Some years ago I was in a hardware store near Irwin, PA. It was close to quitting time and I was the only customer in the store. A number of older local men were standing at the cash register talking to the clerk. I was ready to check out but I wasn’t in a hurry, so I stopped to listen to the conversation.
The men were all older than I and had been schoolboys during the height of the depression. They were trading stories of their experiences during that time. I listened to tales of hard times, no work and little money. They told of the scarcities they endured, of patched clothing and no shoes. After a bit of time I ventured to ask them a question.
“Did you go hungry?” I asked.
“Oh, no,” they answered. “We had plenty of food.”
Irwin at the time of the depression was a rural area.
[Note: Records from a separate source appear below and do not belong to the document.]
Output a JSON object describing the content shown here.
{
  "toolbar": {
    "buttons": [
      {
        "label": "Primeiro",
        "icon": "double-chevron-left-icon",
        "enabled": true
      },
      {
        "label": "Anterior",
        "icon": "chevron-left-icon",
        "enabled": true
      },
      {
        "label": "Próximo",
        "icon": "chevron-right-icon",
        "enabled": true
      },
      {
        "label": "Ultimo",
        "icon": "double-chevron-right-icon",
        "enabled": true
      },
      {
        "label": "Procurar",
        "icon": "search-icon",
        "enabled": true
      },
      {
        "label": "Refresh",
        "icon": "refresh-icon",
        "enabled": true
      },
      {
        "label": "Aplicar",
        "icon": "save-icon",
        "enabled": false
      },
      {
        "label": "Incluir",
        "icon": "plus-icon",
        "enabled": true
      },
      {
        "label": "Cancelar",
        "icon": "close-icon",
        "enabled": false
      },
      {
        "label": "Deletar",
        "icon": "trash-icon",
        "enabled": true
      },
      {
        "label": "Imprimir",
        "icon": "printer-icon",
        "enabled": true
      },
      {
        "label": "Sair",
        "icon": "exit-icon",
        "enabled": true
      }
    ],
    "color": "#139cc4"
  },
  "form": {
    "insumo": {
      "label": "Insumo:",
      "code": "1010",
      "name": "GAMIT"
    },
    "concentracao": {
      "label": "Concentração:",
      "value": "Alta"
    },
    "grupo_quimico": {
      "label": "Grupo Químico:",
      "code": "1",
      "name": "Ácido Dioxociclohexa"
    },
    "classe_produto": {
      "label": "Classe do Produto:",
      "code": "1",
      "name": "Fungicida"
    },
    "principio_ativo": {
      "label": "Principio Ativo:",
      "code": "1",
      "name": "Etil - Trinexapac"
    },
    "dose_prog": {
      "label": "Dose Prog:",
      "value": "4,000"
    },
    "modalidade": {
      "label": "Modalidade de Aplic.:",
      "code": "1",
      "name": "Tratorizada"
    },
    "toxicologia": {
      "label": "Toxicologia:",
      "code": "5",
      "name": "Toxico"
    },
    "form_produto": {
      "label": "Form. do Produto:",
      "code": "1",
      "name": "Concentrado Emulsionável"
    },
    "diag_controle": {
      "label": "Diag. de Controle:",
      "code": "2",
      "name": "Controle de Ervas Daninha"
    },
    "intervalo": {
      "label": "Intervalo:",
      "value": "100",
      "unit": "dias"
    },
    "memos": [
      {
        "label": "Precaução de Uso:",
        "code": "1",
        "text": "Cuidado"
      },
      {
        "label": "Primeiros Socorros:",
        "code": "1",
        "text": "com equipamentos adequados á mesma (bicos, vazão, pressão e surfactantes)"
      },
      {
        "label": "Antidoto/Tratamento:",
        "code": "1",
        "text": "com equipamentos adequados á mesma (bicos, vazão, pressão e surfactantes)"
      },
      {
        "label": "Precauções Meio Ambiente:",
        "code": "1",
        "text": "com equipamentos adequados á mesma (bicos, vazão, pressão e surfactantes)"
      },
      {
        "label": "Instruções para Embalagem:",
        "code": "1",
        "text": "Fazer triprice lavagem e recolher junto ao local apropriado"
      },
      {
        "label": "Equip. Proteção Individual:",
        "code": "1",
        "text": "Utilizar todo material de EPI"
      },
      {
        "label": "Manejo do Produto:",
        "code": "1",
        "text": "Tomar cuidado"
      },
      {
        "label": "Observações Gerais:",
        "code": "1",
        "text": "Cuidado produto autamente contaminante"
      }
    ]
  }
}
Almost everyone had a garden and those that didn’t learned very quickly how to plant and maintain one. Most of the families were used to canning and preserving and there was no problem in having a stock of food.
I was younger than those men, having been born in 1932, in the third year of the depression, but my limited memories of that time were similar. My family did not lack for food. We also lived in the country and were used to raising and preserving our own food.
What would the situation be if a similar hard time happened in this day? How many people would be in the position of already raising and preserving their food? How many would be in a position to learn? How does one, for instance, turn a sweet pumpkin into a pumpkin pie from scratch? How many possess the equipment and knowledge to do that? And how many could do so if it happened that they were denied, either by lack of supply or cash, access to electricity, water, natural gas or gasoline? And, assuming a family were able to get seeds in the ground and successfully harvest a crop, would they, in this day of genetically altered seeds, be able to repeat that a second year without having money to pay for the new seeds required?
The depression that occurred from 1929 through the early 40’s was something no one foresaw and, apparently, no one could prevent. If such a depression occurred today it would have more disastrous results. The conditions for that we are largely creating ourselves.